WHAT YOU SHOULD DO: Every line below that contains the word "views" must be copied.

EXTRACTED ENTRIES:
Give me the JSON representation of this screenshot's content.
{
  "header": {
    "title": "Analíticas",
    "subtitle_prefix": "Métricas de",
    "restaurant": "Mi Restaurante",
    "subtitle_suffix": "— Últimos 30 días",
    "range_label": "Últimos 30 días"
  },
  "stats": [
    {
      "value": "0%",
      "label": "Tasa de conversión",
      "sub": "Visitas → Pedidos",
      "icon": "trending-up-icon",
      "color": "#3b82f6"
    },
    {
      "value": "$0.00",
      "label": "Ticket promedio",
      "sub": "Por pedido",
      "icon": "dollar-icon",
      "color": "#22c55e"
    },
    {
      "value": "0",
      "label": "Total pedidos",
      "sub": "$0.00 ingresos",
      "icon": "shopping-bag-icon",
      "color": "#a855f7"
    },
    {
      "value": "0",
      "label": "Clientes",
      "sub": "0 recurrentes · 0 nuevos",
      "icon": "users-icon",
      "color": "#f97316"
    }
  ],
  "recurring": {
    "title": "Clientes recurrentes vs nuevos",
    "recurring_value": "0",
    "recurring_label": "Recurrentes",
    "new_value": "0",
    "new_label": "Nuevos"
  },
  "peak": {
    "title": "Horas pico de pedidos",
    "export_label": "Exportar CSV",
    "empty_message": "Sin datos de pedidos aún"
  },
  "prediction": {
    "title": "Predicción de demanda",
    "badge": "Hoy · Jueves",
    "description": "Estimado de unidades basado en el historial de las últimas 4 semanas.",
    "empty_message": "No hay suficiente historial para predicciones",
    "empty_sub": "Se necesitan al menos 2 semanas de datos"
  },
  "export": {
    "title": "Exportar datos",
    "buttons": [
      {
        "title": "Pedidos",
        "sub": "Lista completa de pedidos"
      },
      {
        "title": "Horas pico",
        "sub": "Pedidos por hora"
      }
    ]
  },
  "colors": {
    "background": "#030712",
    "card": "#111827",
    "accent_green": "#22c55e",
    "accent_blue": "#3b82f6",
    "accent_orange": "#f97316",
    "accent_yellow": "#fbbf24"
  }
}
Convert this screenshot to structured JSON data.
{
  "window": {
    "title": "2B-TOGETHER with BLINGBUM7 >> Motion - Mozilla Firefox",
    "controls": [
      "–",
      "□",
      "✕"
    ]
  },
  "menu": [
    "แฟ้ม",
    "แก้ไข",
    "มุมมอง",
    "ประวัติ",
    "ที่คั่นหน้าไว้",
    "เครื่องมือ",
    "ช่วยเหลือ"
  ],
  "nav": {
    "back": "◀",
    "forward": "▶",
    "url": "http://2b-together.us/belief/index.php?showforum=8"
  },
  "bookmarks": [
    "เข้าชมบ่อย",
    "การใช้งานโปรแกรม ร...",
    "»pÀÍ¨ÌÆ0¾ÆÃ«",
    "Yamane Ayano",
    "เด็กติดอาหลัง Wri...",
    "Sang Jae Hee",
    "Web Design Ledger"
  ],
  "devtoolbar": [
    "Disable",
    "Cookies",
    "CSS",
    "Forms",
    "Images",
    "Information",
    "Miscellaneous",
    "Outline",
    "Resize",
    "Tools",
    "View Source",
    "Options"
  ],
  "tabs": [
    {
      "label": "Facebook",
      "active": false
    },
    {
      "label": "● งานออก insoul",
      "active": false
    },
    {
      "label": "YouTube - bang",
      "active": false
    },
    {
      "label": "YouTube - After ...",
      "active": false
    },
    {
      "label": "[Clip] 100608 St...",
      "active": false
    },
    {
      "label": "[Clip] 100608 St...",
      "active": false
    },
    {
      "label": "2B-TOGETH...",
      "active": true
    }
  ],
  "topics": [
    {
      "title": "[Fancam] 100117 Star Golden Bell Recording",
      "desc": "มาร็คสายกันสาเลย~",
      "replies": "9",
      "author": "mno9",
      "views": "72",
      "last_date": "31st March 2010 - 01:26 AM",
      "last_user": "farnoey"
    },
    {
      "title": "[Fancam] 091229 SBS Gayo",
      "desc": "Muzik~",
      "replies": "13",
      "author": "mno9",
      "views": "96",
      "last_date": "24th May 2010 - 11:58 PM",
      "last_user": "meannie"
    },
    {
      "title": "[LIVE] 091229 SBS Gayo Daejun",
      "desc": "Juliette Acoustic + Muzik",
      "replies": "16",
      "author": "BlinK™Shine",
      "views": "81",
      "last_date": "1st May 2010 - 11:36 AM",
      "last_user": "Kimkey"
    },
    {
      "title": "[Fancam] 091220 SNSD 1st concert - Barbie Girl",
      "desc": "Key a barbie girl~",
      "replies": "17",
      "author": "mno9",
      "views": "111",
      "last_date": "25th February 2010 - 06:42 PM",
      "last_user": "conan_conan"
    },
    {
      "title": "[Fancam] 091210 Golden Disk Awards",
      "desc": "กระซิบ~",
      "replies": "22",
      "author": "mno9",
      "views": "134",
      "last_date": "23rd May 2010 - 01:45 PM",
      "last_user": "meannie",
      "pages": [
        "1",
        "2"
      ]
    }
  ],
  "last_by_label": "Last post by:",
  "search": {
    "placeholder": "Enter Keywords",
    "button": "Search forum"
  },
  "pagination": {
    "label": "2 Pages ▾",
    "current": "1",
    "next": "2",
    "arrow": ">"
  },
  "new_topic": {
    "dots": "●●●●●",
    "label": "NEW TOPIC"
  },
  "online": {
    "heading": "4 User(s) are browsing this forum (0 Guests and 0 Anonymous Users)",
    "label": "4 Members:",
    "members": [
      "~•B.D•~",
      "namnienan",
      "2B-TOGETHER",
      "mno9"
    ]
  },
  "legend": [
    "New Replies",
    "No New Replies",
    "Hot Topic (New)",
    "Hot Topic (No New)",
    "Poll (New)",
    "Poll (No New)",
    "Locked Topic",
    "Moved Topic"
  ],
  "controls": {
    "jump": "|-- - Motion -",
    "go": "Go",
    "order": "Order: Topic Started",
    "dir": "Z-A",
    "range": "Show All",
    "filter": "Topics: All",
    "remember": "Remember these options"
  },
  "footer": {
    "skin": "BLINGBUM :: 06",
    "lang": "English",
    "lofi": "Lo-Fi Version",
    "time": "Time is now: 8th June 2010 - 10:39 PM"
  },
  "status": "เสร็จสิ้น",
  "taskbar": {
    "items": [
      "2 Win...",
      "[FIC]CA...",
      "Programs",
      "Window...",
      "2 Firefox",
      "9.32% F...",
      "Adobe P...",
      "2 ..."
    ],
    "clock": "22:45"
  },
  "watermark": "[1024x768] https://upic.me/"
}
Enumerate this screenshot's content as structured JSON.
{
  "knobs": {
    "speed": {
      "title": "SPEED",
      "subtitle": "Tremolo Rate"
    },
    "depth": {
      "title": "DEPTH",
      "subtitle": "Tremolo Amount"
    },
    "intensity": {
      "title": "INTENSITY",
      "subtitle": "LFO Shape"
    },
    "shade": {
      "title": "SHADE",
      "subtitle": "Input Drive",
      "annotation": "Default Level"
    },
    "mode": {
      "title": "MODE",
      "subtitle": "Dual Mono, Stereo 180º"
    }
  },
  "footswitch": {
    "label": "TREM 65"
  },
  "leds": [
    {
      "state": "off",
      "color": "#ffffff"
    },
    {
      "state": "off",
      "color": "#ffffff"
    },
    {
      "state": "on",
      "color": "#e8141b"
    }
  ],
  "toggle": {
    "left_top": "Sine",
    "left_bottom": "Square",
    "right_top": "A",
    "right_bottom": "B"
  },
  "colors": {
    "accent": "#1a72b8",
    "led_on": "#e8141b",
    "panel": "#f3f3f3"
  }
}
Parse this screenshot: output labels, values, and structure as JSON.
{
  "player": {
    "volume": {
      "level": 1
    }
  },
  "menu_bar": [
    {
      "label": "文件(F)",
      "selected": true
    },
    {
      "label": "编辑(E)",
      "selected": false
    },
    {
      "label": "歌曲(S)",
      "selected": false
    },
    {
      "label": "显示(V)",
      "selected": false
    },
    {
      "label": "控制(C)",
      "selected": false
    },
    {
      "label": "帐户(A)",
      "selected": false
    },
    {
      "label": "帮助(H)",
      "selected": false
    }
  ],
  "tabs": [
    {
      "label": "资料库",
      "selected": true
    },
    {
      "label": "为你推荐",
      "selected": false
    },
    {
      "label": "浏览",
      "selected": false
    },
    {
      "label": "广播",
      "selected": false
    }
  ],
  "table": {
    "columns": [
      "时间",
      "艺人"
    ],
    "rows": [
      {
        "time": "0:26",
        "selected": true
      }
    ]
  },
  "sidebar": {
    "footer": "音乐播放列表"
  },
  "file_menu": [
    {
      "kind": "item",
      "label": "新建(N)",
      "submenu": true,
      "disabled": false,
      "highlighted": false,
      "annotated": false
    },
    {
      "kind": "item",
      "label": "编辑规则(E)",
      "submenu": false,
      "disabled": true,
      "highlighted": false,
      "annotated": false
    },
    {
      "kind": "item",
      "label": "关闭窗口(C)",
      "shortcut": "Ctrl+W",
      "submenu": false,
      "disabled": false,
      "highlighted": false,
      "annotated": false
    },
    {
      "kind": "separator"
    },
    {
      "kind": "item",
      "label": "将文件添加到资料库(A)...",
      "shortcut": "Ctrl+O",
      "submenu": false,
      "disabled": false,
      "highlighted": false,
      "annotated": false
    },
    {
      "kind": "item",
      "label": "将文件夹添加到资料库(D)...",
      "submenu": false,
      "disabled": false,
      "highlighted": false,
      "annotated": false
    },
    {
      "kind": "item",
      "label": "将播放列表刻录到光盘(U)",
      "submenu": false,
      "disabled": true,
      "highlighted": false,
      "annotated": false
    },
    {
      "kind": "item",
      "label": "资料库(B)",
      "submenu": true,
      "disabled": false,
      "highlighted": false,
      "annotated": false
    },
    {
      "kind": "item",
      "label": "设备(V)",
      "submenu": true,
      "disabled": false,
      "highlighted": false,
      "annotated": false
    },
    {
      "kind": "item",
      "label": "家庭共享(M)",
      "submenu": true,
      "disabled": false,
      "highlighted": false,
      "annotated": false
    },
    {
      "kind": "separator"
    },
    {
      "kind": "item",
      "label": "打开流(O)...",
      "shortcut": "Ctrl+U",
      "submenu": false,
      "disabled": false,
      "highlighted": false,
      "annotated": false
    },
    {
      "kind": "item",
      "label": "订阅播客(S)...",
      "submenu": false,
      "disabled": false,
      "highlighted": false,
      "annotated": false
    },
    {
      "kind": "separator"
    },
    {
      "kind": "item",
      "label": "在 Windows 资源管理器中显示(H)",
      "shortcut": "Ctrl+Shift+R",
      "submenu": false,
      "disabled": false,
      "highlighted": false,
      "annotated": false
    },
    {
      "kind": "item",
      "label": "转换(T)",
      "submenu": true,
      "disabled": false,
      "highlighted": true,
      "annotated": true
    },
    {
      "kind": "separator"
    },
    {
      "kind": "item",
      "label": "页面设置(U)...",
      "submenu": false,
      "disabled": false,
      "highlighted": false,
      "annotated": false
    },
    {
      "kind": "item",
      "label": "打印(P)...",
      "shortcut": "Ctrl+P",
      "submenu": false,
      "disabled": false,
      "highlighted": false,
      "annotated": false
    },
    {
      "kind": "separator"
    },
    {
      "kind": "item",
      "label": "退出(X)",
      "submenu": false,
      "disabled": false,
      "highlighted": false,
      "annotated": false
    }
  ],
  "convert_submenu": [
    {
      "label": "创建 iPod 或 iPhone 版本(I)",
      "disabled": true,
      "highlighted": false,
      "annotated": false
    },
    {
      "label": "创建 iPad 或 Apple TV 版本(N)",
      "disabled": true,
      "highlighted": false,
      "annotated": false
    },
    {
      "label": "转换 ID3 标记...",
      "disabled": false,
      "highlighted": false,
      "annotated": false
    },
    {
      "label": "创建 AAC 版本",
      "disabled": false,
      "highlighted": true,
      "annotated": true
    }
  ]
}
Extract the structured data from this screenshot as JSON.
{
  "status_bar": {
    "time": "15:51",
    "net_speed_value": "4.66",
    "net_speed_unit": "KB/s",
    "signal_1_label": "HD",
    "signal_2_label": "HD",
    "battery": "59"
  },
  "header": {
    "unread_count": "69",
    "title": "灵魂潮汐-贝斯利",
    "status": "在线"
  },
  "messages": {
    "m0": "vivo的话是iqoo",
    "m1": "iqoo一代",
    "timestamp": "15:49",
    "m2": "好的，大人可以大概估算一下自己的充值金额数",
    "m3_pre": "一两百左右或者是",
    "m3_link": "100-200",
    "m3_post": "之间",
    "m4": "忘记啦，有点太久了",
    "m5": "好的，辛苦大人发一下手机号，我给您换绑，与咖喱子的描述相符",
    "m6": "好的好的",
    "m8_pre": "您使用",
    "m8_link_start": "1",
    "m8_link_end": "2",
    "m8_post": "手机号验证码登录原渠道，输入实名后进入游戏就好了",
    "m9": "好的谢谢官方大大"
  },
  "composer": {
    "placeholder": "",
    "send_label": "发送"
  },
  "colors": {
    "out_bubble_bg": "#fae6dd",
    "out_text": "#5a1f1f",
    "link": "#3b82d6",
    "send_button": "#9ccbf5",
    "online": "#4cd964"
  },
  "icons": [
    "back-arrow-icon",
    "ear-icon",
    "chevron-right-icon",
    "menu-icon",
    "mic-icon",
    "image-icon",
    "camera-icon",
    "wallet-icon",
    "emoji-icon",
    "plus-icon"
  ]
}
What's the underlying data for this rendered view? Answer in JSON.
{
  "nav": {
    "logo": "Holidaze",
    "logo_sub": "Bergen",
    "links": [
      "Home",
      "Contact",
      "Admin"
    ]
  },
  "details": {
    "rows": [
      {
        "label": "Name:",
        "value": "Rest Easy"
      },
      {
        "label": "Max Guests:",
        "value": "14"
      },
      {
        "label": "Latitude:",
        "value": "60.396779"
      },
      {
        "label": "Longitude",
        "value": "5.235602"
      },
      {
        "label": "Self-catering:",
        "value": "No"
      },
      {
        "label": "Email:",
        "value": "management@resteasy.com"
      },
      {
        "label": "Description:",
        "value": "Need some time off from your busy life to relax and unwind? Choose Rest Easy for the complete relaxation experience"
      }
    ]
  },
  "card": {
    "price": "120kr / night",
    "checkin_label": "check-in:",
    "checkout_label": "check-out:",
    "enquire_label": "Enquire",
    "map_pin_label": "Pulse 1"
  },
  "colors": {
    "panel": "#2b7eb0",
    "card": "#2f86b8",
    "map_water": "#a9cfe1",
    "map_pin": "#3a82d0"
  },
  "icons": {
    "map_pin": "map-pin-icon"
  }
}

ANSWER TO THIS EXERCISE:
      "views": "72",
      "views": "96",
      "views": "81",
      "views": "111",
      "views": "134",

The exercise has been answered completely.